In light of recent political and economic challenges, such as the issues of energy security and climate change, EU leaders have been pleading in the past few years for a true European energy policy, which is now slowly taking shape with the introduction of the so-called ‘Energy Union’. In February last year, the European Commission outlined its plans for this overarching framework, aiming on creating a single energy market in the EU. Now, almost a year later, the obvious question arises: what progress has been made? And is there much appetite among member states for such a union?
Sounds good, hosting the start of the Tour de France, the biggest sport event in the world that is yearly organized. That is what Utrecht should have thought several years ago. The atmosphere, the city and country in the spotlights, nice events besides it and of course the best cyclists in the world coming to Utrecht are among the benefits of hosting this event. But what is the economic value of such an event?

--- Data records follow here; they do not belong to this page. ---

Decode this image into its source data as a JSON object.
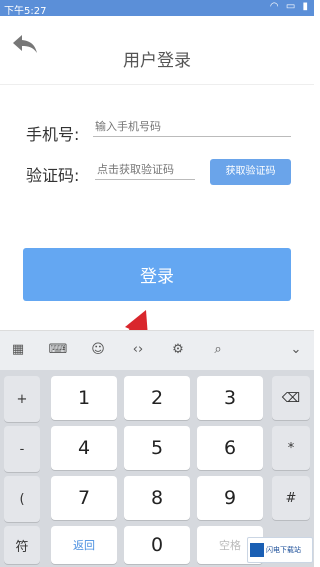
{
  "status_bar": {
    "time": "下午5:27",
    "icons": [
      "wifi-icon",
      "battery-low-icon",
      "signal-icon"
    ]
  },
  "header": {
    "title": "用户登录",
    "back_icon": "back-arrow-icon"
  },
  "form": {
    "phone_label": "手机号:",
    "phone_placeholder": "输入手机号码",
    "code_label": "验证码:",
    "code_placeholder": "点击获取验证码",
    "get_code_button": "获取验证码"
  },
  "login_button": "登录",
  "keyboard_toolbar": [
    "grid-icon",
    "keyboard-icon",
    "emoji-icon",
    "cursor-icon",
    "settings-icon",
    "search-icon",
    "chevron-down-icon"
  ],
  "keyboard": {
    "left_col": [
      "+",
      "-",
      "(",
      "符"
    ],
    "digits": [
      [
        "1",
        "2",
        "3"
      ],
      [
        "4",
        "5",
        "6"
      ],
      [
        "7",
        "8",
        "9"
      ]
    ],
    "right_col": [
      "*",
      "#"
    ],
    "bottom": {
      "return": "返回",
      "zero": "0",
      "space": "空格"
    }
  },
  "watermark": "闪电下载站",
  "colors": {
    "status_bar": "#5b8fd8",
    "button_blue": "#64a7f2",
    "code_button": "#6aa4ea",
    "arrow_red": "#d9262c"
  }
}
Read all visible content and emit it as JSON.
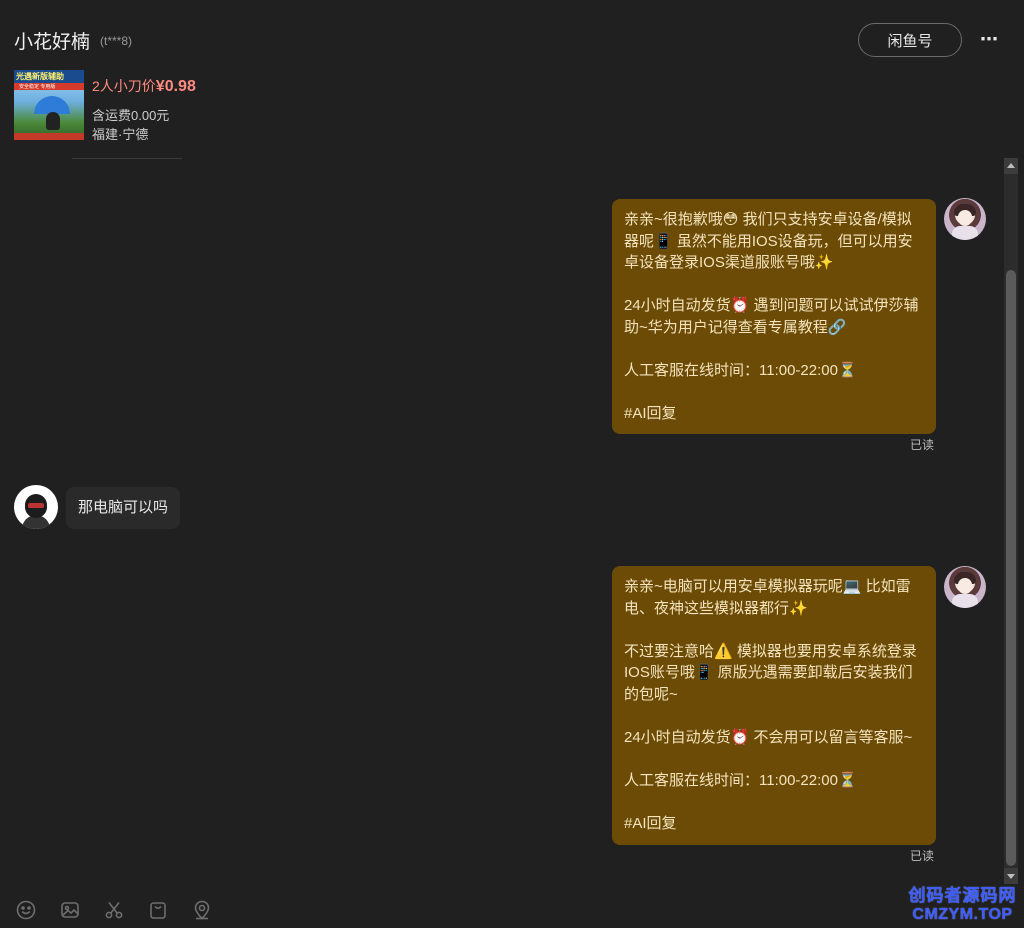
{
  "header": {
    "title": "小花好楠",
    "user_id": "(t***8)",
    "xianyu_button_label": "闲鱼号",
    "more_icon": "ellipsis-icon"
  },
  "product": {
    "thumbnail_caption": "光遇新版辅助",
    "thumbnail_subcaption": "安全稳定 专用版",
    "price_prefix": "2人小刀价",
    "price": "¥0.98",
    "shipping": "含运费0.00元",
    "location": "福建·宁德"
  },
  "messages": [
    {
      "sender": "me",
      "paragraphs": [
        "亲亲~很抱歉哦😳 我们只支持安卓设备/模拟器呢📱 虽然不能用IOS设备玩，但可以用安卓设备登录IOS渠道服账号哦✨",
        "24小时自动发货⏰ 遇到问题可以试试伊莎辅助~华为用户记得查看专属教程🔗",
        "人工客服在线时间：11:00-22:00⏳",
        "#AI回复"
      ],
      "status": "已读"
    },
    {
      "sender": "them",
      "text": "那电脑可以吗"
    },
    {
      "sender": "me",
      "paragraphs": [
        "亲亲~电脑可以用安卓模拟器玩呢💻 比如雷电、夜神这些模拟器都行✨",
        "不过要注意哈⚠️ 模拟器也要用安卓系统登录IOS账号哦📱 原版光遇需要卸载后安装我们的包呢~",
        "24小时自动发货⏰ 不会用可以留言等客服~",
        "人工客服在线时间：11:00-22:00⏳",
        "#AI回复"
      ],
      "status": "已读"
    }
  ],
  "toolbar": {
    "icons": [
      "emoji-icon",
      "image-icon",
      "scissors-icon",
      "bag-icon",
      "location-icon"
    ]
  },
  "watermark": {
    "line1": "创码者源码网",
    "line2": "CMZYM.TOP"
  },
  "colors": {
    "background": "#202020",
    "my_bubble": "#6b4b05",
    "their_bubble": "#2a2a2a",
    "price": "#ff8a80",
    "watermark": "#3d5cff"
  }
}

January 16 was a good day for Iran since it became again part of the world financial markets. The European Union lifted all its finance, trade and travel restrictions in exchange for Iran curbing its nuclear program. Although this day was celebrated by many parties, criticism was still present. This article will try to analyze the economic impact of this recent deal on Iran, Middle East and Europe.
It is perhaps the most intensive debate that characterizes the time we are currently living in: how are we supposed to deal with the continuously growing amount of refugees who flee from the horrible events in the Middle-East? For the past few months, more and more Dutch people developed a negative attitude towards those newcomers, which is obviously resulting from factors like the Paris attacks, the undesirable emergency shelter and asylum procedures in the Netherlands, the events on New Year’s Eve in Cologne and deeper gut feelings of social-economical dissatisfaction.
Climate change is one of the hot topics lately. With ideas on recycling, the circular economy, renewable energy sources, electric cars, solar panels, and many others, the discussion on how to attack this problem has really taken off. It did not only raise the interest of consumers and producers, but with the start of the 21st Conference Of the Parties (COP21) in Paris last week, the discussion also got the attention of political leaders of 195 countries. To add to the discussion we will introduce you to the carbon tax. We asked Professor Daan van Soest, environmental economist at Tilburg University, to explain us a thing or two about this Carbon Tax.
Most of you have experienced the problems of losing friends out of sight during festivals and being unable to find each other again. Contacting through telephone communication seems to be the solution; at least when you are connected to the network or internet. When many people are at the same place and time demanding telephone connection the current network seems not to be sufficiently strong for communication. Think about the attacks in Paris of this month. Terrorists could be able to lay down our network; communication is no longer possible. The consequences are terrifying to imagine.
On Friday November the 20th ABN AMRO Bank made a return on Amsterdam’s stock exchange AEX. After being rescued by the Dutch government seven years ago, the bank is now getting back on its own feet again. Apparently investors were eager to buy a piece of the Dutch bank, because the shares closed at a value of 3.5% above the IPO price. The government and ABN’s CEO responded optimistic to this news. But what is the story behind the largest Dutch bailout during the crisis?
As of 1901, 791 men, 44 women and 21 organizations have been honoured with one of the most prestigious prizes in science; the Nobel Prize. Either in the category physics, economics, physiology or medicine, chemistry, literature or peace. This month the new laureates have been announced; a reason for “Off the Charts” to give you some in depth information about the prize.